A new Federal Law* (the “Law”) has changed the grounds for disclosure by amending the obligation for foreign organisations to disclose information on participants. Previously, this obligation was imposed only on foreign organisations that owned immovable property in Russia.
Now foreign companies and structures lacking the legal status of a legal person such as foundations, partnerships, associations, trusts, as well as other forms of collective investment or trust management (“Foreign Structures”) are required to disclose information on their participants (for Foreign Structures – information on their founders, beneficiaries and managers) by virtue of being registered for tax purposes in Russia whatever the grounds for registration are.
What has changed?
Prior to the amendments, foreign companies reported on their participants (Foreign Structures – on their founders, beneficiaries and managers) only if they owned immovable property subject to corporate property tax (subject to the provisions of Article 374 of the Russian Tax Code).
According to the Law, this obligation applies to all foreign companies and Foreign Structures that are registered with Russian tax authorities on any grounds (e.g. in connection with the opening of an account with a local bank because they have a vehicle or a separate subdivision in Russia), except for foreign organisations registered with the Russian tax authorities only in connection with the provision of e-services.
Under the new rules, notification includes information about direct participants (irrespective of their participation interest) as well as indirect participants (individuals and private companies) provided that their participation interest exceeds 5%.

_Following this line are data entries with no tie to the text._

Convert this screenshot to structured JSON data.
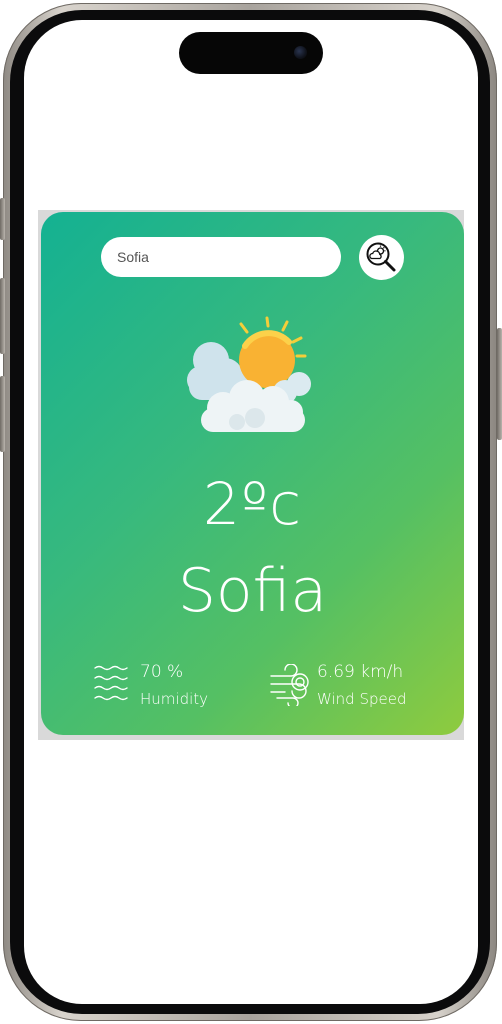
{
  "search": {
    "value": "Sofia",
    "icon": "weather-search-icon"
  },
  "weather": {
    "icon": "partly-cloudy-icon",
    "temperature": "2ºc",
    "city": "Sofia"
  },
  "details": {
    "humidity": {
      "value": "70 %",
      "label": "Humidity",
      "icon": "humidity-waves-icon"
    },
    "wind": {
      "value": "6.69 km/h",
      "label": "Wind Speed",
      "icon": "wind-icon"
    }
  },
  "colors": {
    "gradient_start": "#14b192",
    "gradient_end": "#8fcb3e",
    "text": "#ffffff"
  }
}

How to comply?
The respective notification must be submitted annually to the tax authority at the place of tax registration of the foreign company or Foreign Structure. If a foreign company or Foreign Structure have multiple grounds for registration, the notification is submitted to the tax authority at the place of registration at the choice of the foreign company or Foreign Structure. The new wording of Article 23(3.2) of the Russian Tax Code does not specify the obligation of a foreign organisation or Foreign Structure to inform the tax authority at the place of the other registration on the choice of the place where the notification will be filed. In addition, the Law does not provide for an obligation to submit information on changes in the participants (or founders, beneficiaries, managers).
Notifications must be filed by 28 March of the year following the reporting year (under the previous obligation, notifications were submitted together with corporate property tax returns, i.e. the deadline was 30 March of the year following the reporting year). Since the relevant provisions of the Law came into force on 21 May 2021, information for 2021 must be reported by 28 March 2022 (inclusive).
The notification form to the tax authorities has not yet been approved, but should be adopted soon.
Foreign companies and Foreign Structures risk being fined RUB 50,000 (EUR 606) if they fail to file or are late in filing the relevant notification.
The Law applies to numerous foreign companies and Foreign Structures operating in Russia. As a result, this category of taxpayers should determine whether the Law obliges them to disclose information on their participants (or founders, beneficiaries, managers).
Companies or Foreign Structures facing the disclosure obligation for the first time are advised to establish their corporate ownership structure in advance and ensure that the data is reported to the tax authorities in a timely manner. Taxpayers who have already faced such an obligation need to take into account the deadline and frequency of disclosure, as well as update their ownership structure information.
For further information, please email the authors or your usual contact at CMS Russia.
* In Russian